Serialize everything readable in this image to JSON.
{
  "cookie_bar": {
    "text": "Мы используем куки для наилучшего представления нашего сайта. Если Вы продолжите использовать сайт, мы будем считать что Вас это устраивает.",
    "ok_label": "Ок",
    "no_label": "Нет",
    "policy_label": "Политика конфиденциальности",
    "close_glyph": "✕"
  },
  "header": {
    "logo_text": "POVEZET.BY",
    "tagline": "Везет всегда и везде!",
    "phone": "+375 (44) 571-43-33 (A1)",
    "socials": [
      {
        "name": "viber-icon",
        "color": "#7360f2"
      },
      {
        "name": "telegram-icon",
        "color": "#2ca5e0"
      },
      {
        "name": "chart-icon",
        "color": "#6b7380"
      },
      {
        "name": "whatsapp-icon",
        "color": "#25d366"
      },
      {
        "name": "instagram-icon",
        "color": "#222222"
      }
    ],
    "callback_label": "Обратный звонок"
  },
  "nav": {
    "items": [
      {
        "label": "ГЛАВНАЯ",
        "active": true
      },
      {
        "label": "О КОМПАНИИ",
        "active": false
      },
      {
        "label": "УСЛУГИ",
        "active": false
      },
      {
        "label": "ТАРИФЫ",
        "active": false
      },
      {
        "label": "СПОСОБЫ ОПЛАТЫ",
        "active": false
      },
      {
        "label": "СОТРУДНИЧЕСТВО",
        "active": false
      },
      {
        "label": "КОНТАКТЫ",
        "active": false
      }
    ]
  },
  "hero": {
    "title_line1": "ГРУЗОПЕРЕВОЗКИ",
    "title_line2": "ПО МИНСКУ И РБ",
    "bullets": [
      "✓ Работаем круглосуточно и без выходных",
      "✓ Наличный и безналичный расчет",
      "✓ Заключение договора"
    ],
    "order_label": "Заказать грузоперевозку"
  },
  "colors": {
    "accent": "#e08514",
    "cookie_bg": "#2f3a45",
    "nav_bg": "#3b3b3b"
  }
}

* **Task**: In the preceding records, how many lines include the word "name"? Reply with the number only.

* **Solved exercise**: 5